Furthermore, adding 332 icosahedral dimple pattern prompted powerful, consistent ball flight for optimal accuracy and length. The dimple pattern resists deviation to keep your ball on target.
Despite their Soft name, they are still hard golf balls, which lower handicap players may not appreciate. However, they get you from A to B, don’t spin a ton, and produce fairly consistent results. Finally, Pinnacle offers these golf balls in white and pink.
Pros and Cons
- Promotes optimal spring off the clubface
- Accelerated ball speed
- Super affordable
- Built for slow swing speed
- Minimizes spin on long game strikes
- They are hard
- Don’t feel great to a more experienced player
- Produces limited spin around the green
Overall Score: 88/100
The Pinnacle Rush features the same dimple design and cover as the Pinnacle Soft does. However, its compression rating and core are built for moderate swing speeds and slightly more advanced players. Although the compression rating is still low, it is still higher than Soft construction.
The centerpiece of this 2-piece distance ball is its high-energy core. Pinnacle employed the core to amplify energy transfer from the clubface to the golf ball, prompting explosive pace. This is further bolstered by the soft, durable ionomer cover that lowers long game spin to maximize yardage.
Like the Pinnacle Soft, the Rush is fitted with 332 icosahedral dimples to ensure consistent and powerful ball flight. The purpose of this design is to produce a more penetrating ball flight, which can usually result in a bit more distance. Lastly, you can choose white or yellow to enjoy these balls.
Pros and Cons
- Consistent and powerful flight
- Boosts the transfer of energy from the clubface to the golf ball
- Restricts long-game spin
- Affordable price tag
- Generates accelerated ball speed
- Minimal greenside control
- Hard feel
Overall Score: 85/100
Does Pinnacle make good golf balls?
Yes, Pinnacle with the guidance of Acushnet Holdings Corp, produces good golf balls for high handicappers. Their products are built for slow and mid-swing speeds seeking distance, accuracy, and consistency.
Do Pinnacle golf balls go farther?
That said, the lower compression of the Pinnacle golf balls may well prove to deliver longer distances for slower swing speeds.
Are Pinnacle and Titleist golf balls the same?
Although the brands both belong to Acushnet Holdings Corp and are developed in Fairhaven, Massachusetts, their golf balls are not the same. Pinnacle products are entry-level 2-piece constructions built to serve high handicappers almost exclusively.
Conversely, Titleist golf balls cater to mid and low-handicap amateurs and professionals. Titleist is renowned for creating the famed Tour ball, the Pro V1, which is technologically leaps and bounds ahead of any Pinnacle.
What is the difference between Pinnacle rush and soft?
The difference between the Pinnacle Rush and Soft is compression rating and color offerings. The Pinnacle Soft features the lowest compression rating, dipping into the mid-40s, while the Rush is slightly higher.

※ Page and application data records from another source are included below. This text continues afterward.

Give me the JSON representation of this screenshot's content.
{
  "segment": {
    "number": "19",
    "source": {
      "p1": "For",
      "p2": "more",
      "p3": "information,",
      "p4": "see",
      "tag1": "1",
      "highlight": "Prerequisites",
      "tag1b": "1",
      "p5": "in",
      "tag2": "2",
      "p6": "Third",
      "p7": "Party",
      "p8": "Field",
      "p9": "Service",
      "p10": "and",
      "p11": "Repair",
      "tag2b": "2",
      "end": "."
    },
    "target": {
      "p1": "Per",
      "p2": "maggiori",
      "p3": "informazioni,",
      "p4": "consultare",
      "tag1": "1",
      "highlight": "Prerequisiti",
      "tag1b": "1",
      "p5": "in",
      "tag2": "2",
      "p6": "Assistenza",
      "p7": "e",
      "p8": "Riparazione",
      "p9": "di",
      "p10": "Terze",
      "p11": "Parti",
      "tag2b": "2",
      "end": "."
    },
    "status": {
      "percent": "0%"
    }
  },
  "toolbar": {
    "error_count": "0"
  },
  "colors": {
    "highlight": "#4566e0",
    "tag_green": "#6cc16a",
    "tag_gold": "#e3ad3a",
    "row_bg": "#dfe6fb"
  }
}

The lower rating on the Soft makes them ideal for slower swingers, while the higher rate Rush works for moderate swing speeds. In addition, the Rush is offered in white and yellow, while the Soft is sold in pink and white.
Are Pinnacle golf balls hard?
Although Pinnacle golf balls contain a low compression rating, they feel firm. It is particularly noticeable on short game shots where feel comes into play.
Pinnacle played an integral role in my development when I first got on the course. They are affordable, forgiving, low spinning, and long golf balls that did what I needed them to as a beginner. It is a shame that the brand does not possess the option previously available to the public, but at least they are still producing.
If you are a high handicapper searching for value distance constructions, the best Pinnacle golf balls are worth exploring. My recommendation for slower swingers is to test the Soft range for improved ball speed, straight flight, and increased distance.